§ Exercise instructions: Scan the lines below for "TRANSACTION"; report the number of lines that contain it, and only that.

§ Provided information:
******
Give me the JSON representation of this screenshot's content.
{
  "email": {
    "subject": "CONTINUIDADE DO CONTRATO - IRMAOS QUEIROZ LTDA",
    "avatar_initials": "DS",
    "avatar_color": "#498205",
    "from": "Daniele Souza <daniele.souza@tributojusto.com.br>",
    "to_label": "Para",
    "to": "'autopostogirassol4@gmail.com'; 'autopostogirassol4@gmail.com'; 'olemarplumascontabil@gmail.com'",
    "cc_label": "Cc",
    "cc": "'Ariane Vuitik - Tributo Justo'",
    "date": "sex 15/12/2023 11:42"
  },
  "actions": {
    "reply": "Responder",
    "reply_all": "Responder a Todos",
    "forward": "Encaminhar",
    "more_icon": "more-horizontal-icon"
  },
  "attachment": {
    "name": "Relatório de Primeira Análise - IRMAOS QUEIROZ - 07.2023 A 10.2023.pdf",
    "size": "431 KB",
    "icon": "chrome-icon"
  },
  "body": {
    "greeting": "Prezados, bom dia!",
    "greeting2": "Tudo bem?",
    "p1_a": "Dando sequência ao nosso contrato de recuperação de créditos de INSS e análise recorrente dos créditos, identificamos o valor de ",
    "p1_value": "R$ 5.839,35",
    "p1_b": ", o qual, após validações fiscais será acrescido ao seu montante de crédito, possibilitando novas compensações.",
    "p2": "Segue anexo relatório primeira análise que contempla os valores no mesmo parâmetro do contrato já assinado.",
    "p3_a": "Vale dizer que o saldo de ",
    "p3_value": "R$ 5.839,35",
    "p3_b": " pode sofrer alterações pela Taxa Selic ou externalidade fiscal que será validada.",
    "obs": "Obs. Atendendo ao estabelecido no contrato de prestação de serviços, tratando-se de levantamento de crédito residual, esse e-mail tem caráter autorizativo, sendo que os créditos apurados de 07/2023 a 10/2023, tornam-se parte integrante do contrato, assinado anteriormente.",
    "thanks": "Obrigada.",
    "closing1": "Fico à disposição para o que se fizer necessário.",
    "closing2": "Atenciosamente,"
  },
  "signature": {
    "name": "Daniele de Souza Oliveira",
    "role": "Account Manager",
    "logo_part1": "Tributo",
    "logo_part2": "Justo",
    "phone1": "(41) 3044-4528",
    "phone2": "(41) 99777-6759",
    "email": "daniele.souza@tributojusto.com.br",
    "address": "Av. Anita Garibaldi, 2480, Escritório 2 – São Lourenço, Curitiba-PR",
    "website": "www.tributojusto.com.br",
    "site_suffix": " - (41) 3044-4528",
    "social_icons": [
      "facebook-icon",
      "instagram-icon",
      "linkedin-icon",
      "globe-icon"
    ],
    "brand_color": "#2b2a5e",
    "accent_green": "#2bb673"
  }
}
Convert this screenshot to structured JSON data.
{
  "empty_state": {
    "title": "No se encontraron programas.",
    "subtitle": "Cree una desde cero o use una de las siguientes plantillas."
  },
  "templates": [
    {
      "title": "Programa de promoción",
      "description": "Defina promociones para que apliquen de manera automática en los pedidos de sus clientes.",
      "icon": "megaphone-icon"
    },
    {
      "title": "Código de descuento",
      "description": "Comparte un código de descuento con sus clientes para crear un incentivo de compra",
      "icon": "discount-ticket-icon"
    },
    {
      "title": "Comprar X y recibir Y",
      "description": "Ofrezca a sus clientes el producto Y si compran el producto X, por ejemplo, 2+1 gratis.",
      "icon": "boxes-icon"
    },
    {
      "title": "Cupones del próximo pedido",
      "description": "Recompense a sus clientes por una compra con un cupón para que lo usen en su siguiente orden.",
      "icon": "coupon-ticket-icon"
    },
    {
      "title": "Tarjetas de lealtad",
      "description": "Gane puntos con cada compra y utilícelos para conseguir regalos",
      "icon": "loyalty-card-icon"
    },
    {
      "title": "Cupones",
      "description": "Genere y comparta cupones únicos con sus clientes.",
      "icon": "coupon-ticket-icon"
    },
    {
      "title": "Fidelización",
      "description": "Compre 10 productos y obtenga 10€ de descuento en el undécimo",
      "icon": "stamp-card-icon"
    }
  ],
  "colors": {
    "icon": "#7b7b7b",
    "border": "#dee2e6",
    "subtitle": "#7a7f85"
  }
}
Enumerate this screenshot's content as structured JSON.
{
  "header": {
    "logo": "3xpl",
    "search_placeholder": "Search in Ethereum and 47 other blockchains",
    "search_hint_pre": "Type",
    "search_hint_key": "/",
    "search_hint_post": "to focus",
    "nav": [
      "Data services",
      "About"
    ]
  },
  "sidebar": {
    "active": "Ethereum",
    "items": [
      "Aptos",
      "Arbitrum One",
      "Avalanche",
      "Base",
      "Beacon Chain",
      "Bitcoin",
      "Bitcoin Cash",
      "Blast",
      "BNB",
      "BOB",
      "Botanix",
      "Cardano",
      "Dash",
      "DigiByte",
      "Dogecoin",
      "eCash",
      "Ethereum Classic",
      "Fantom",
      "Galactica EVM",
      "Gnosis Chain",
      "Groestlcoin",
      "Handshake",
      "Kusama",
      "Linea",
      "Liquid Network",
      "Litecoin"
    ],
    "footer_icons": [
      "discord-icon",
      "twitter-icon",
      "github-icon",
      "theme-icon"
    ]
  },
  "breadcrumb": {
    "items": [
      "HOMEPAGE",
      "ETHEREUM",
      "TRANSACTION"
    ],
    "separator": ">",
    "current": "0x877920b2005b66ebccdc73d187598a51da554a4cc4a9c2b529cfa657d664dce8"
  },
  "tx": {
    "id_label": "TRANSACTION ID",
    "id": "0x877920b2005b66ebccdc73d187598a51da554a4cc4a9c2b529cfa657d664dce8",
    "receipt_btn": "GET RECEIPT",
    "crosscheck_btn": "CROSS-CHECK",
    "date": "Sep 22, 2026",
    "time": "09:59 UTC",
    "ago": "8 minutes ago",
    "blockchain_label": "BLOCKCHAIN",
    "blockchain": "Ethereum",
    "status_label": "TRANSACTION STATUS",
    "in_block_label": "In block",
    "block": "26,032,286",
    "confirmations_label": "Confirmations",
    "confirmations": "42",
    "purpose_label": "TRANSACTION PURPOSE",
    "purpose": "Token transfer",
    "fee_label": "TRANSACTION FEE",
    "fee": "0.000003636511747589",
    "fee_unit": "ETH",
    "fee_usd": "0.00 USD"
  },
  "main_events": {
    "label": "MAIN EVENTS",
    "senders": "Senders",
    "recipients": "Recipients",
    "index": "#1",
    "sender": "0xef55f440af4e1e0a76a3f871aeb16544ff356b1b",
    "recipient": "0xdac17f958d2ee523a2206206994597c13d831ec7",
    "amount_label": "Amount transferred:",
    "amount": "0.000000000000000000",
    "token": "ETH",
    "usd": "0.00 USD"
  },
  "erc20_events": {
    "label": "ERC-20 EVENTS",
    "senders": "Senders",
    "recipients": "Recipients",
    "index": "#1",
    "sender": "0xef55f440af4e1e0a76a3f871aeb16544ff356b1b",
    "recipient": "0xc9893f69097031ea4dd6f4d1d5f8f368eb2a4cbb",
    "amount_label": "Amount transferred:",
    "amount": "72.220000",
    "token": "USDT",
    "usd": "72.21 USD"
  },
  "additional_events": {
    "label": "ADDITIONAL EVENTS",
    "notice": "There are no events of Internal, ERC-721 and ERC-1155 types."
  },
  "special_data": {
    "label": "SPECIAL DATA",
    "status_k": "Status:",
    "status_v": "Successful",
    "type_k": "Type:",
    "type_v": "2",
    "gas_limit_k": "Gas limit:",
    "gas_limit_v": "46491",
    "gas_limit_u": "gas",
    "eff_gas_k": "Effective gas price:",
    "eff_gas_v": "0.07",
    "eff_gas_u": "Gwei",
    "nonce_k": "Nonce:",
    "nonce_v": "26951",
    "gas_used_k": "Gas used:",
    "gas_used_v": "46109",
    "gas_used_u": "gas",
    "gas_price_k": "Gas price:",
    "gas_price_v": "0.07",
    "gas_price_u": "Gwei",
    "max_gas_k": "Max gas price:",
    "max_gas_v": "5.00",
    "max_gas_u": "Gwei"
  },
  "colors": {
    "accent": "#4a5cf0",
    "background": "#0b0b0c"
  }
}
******
§ Response to the exercise: 5